What you need to do: Please retype the entries below word for word, passing over every picture.

(Data supplied)

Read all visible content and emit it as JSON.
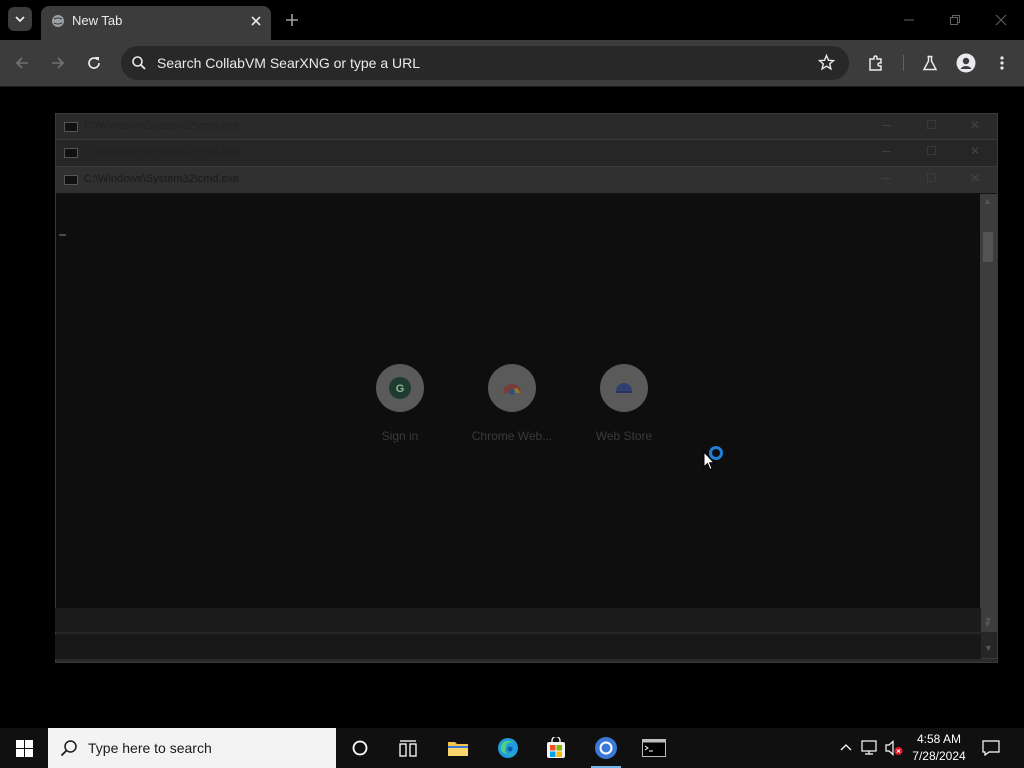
{
  "browser": {
    "tab": {
      "title": "New Tab"
    },
    "omnibox": {
      "placeholder": "Search CollabVM SearXNG or type a URL"
    }
  },
  "cmd_windows": [
    {
      "title": "C:\\Windows\\System32\\cmd.exe"
    },
    {
      "title": "C:\\Windows\\System32\\cmd.exe"
    },
    {
      "title": "C:\\Windows\\System32\\cmd.exe"
    }
  ],
  "shortcuts": [
    {
      "label": "Sign in",
      "icon": "google-account-icon",
      "glyph": "G"
    },
    {
      "label": "Chrome Web...",
      "icon": "chrome-web-store-icon",
      "glyph": ""
    },
    {
      "label": "Web Store",
      "icon": "web-store-icon",
      "glyph": ""
    }
  ],
  "taskbar": {
    "search_placeholder": "Type here to search",
    "clock": {
      "time": "4:58 AM",
      "date": "7/28/2024"
    }
  },
  "colors": {
    "accent": "#1e7fd8",
    "chrome_toolbar": "#3c3c3c",
    "taskbar": "#101010"
  }
}
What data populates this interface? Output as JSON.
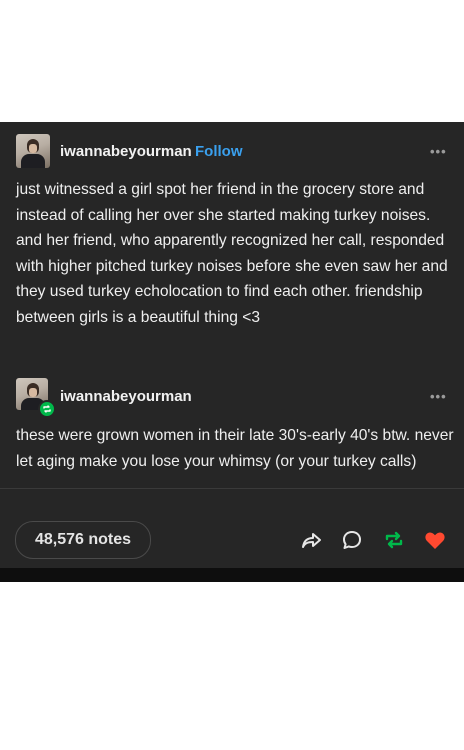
{
  "post": {
    "author": {
      "username": "iwannabeyourman",
      "follow_label": "Follow",
      "avatar_icon": "avatar-photo"
    },
    "body": "just witnessed a girl spot her friend in the grocery store and instead of calling her over she started making turkey noises. and her friend, who apparently recognized her call, responded with higher pitched turkey noises before she even saw her and they used turkey echolocation to find each other. friendship between girls is a beautiful thing <3",
    "menu_label": "•••"
  },
  "reblog": {
    "author": {
      "username": "iwannabeyourman",
      "avatar_icon": "avatar-photo",
      "badge_icon": "reblog-icon"
    },
    "body": "these were grown women in their late 30's-early 40's btw. never let aging make you lose your whimsy (or your turkey calls)",
    "menu_label": "•••"
  },
  "footer": {
    "notes_label": "48,576 notes",
    "actions": [
      {
        "name": "share",
        "icon": "share-arrow-icon"
      },
      {
        "name": "reply",
        "icon": "speech-bubble-icon"
      },
      {
        "name": "reblog",
        "icon": "reblog-icon",
        "color": "#00b84a"
      },
      {
        "name": "like",
        "icon": "heart-icon",
        "color": "#ff4930"
      }
    ]
  },
  "colors": {
    "background": "#262626",
    "follow": "#3aa0ee",
    "reblog": "#00b84a",
    "like": "#ff4930"
  }
}
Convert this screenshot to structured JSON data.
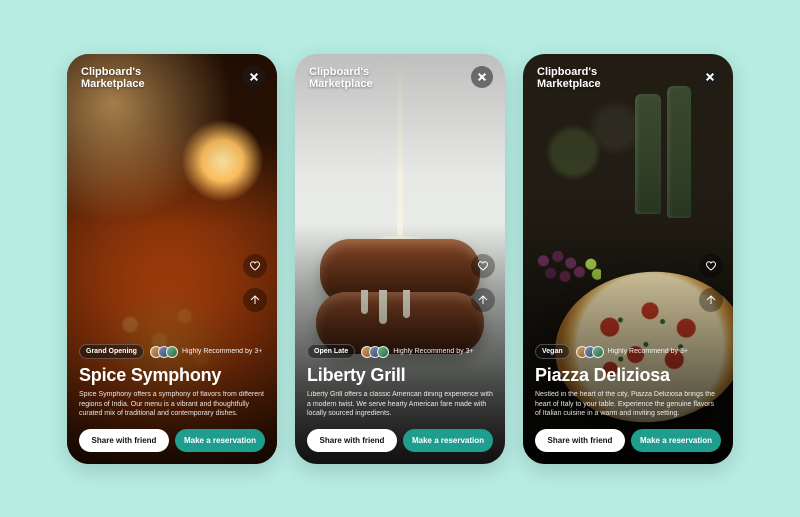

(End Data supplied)

Answer space:
Read all visible content and emit it as JSON.
{
  "browser": {
    "tab": {
      "title": "New Tab"
    },
    "omnibox": {
      "placeholder": "Search CollabVM SearXNG or type a URL"
    }
  },
  "cmd_windows": [
    {
      "title": "C:\\Windows\\System32\\cmd.exe"
    },
    {
      "title": "C:\\Windows\\System32\\cmd.exe"
    },
    {
      "title": "C:\\Windows\\System32\\cmd.exe"
    }
  ],
  "shortcuts": [
    {
      "label": "Sign in",
      "icon": "google-account-icon",
      "glyph": "G"
    },
    {
      "label": "Chrome Web...",
      "icon": "chrome-web-store-icon",
      "glyph": ""
    },
    {
      "label": "Web Store",
      "icon": "web-store-icon",
      "glyph": ""
    }
  ],
  "taskbar": {
    "search_placeholder": "Type here to search",
    "clock": {
      "time": "4:58 AM",
      "date": "7/28/2024"
    }
  },
  "colors": {
    "accent": "#1e7fd8",
    "chrome_toolbar": "#3c3c3c",
    "taskbar": "#101010"
  }
}
What data populates this interface? Output as JSON.
{
  "post": {
    "author": {
      "username": "iwannabeyourman",
      "follow_label": "Follow",
      "avatar_icon": "avatar-photo"
    },
    "body": "just witnessed a girl spot her friend in the grocery store and instead of calling her over she started making turkey noises. and her friend, who apparently recognized her call, responded with higher pitched turkey noises before she even saw her and they used turkey echolocation to find each other. friendship between girls is a beautiful thing <3",
    "menu_label": "•••"
  },
  "reblog": {
    "author": {
      "username": "iwannabeyourman",
      "avatar_icon": "avatar-photo",
      "badge_icon": "reblog-icon"
    },
    "body": "these were grown women in their late 30's-early 40's btw. never let aging make you lose your whimsy (or your turkey calls)",
    "menu_label": "•••"
  },
  "footer": {
    "notes_label": "48,576 notes",
    "actions": [
      {
        "name": "share",
        "icon": "share-arrow-icon"
      },
      {
        "name": "reply",
        "icon": "speech-bubble-icon"
      },
      {
        "name": "reblog",
        "icon": "reblog-icon",
        "color": "#00b84a"
      },
      {
        "name": "like",
        "icon": "heart-icon",
        "color": "#ff4930"
      }
    ]
  },
  "colors": {
    "background": "#262626",
    "follow": "#3aa0ee",
    "reblog": "#00b84a",
    "like": "#ff4930"
  }
}
Convert this screenshot to structured JSON data.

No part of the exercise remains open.